Another S'porean still in critical condition
Another Singaporean passenger who was on board the Grassland tour bus remains in critical condition in Kuala Lumpur General Hospital (KLGH).
The Straits Times Online reported yesterday that Mr R. Manokaran, 52, a barber, broke his arm and a wrist bone and punctured his lung.
He is in the hospital's intensive care unit and has yet to regain consciousness.
He needs assistance to breathe, said his niece, Ms V. Chandralekha, 21, who was with him at the hospital.
His family hopes to bring him back to Singapore for treatment, but doctors have advised against doing so for now because both his kidneys have failed.
Ms Chandralekha said he is on dialysis and the medical team is assessing if his condition will be stable enough for the journey to Singapore.
She said: "His left rib bones are mostly damaged and, therefore, he has to be on breathing support throughout the ambulance journey."
Mr Manokaran, his wife and two of their three children were returning from a four-day holiday in Genting Highlands when the accident happened.
They were taken to Bentong Hospital before they were transferred to KLGH.
His wife, Madam Muniandy Barvathi, 48, was flung out of the bus but did not have any major injuries.
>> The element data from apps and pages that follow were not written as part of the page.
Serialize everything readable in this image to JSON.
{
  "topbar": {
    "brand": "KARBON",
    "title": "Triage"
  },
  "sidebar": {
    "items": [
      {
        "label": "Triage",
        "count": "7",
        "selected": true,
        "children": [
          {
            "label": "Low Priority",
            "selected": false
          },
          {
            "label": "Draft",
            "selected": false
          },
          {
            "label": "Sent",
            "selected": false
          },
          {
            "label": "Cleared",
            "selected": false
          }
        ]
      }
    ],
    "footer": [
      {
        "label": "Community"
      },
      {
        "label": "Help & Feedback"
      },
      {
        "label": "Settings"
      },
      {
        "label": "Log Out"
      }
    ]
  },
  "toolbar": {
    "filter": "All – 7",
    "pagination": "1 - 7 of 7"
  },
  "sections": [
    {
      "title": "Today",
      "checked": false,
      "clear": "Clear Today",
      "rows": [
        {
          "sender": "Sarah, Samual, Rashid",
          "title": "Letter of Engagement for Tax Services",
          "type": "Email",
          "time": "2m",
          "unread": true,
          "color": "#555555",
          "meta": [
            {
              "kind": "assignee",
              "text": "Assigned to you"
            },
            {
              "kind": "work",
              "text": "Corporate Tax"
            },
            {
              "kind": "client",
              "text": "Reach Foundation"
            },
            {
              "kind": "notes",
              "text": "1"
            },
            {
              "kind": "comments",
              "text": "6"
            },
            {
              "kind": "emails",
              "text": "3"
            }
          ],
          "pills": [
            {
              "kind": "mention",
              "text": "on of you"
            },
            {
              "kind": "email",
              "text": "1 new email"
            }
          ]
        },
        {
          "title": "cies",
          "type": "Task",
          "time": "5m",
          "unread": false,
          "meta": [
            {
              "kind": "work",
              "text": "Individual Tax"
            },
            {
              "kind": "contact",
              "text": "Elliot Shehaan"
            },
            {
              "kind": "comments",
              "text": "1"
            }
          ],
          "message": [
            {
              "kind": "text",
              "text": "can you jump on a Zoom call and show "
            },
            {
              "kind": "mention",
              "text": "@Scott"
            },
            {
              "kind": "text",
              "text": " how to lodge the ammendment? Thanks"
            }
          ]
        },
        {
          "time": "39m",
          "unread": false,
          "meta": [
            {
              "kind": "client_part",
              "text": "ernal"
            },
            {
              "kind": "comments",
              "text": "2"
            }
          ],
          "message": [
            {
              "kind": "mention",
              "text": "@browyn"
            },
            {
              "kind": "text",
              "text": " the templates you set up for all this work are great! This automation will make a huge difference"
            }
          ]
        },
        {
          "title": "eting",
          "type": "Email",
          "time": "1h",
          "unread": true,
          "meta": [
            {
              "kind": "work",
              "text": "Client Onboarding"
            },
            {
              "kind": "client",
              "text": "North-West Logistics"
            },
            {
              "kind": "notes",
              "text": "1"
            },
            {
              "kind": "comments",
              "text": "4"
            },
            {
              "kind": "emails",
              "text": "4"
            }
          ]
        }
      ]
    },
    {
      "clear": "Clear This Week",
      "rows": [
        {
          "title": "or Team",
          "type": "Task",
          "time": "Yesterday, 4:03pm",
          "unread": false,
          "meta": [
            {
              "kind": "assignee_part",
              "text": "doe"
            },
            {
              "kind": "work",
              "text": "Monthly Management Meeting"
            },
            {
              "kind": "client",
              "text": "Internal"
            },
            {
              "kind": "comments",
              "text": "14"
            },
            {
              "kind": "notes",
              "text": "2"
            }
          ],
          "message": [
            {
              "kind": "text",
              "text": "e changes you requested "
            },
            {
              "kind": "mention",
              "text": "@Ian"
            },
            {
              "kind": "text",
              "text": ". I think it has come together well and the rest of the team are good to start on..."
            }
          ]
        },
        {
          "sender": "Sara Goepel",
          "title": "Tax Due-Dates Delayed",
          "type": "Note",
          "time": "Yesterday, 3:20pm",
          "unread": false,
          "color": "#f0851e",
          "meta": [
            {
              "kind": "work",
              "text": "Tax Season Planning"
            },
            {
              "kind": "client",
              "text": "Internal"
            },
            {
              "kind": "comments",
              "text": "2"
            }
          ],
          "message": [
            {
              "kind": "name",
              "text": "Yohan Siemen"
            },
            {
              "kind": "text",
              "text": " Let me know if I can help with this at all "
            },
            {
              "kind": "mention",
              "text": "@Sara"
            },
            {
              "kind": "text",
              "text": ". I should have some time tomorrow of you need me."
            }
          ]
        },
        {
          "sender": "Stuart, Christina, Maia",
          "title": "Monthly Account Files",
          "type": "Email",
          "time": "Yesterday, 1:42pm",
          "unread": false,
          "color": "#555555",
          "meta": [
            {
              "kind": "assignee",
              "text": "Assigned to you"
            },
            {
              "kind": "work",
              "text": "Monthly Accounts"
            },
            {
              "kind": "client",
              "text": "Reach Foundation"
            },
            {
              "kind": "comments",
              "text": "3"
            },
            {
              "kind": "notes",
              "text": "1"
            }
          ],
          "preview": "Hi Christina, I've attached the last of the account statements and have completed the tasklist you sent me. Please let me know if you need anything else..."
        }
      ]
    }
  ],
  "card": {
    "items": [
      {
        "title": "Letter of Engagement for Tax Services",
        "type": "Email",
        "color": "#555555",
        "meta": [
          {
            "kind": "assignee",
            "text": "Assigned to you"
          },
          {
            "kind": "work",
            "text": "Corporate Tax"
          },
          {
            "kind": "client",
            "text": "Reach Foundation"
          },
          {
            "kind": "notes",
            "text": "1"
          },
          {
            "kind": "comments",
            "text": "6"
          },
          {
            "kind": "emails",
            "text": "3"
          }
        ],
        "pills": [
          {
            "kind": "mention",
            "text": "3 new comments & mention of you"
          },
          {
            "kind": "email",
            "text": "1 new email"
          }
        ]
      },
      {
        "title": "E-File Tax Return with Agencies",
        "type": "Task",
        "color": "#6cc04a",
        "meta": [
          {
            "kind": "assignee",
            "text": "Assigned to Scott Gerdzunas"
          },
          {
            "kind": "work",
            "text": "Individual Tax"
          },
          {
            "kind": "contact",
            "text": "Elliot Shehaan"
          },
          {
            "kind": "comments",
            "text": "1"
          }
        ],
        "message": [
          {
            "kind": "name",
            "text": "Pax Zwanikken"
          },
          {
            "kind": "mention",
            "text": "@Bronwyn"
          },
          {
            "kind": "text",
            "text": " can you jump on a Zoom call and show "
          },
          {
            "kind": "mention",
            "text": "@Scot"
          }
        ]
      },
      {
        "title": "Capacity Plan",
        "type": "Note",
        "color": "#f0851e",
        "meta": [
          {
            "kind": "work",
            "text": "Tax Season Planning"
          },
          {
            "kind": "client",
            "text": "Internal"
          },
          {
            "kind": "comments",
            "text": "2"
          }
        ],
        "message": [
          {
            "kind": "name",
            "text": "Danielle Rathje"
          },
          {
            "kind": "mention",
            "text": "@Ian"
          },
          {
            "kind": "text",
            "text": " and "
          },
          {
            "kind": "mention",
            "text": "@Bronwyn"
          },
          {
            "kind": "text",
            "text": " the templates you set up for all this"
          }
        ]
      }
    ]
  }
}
Their daughter, Ms M. Priyatharsini, 24, who injured her neck, ankle, collar bone and back, returned to Singapore on Friday. She had surgery on her ankle at the National University Hospital (NUH) on Saturday.
His son, Mr Navindran Manokaran, 19, told The Sunday Times that he had cuts on his hip and injured his arm, but managed to pull his father out of the wreckage.
He returned to Singapore on Saturday and has been warded at NUH for observation.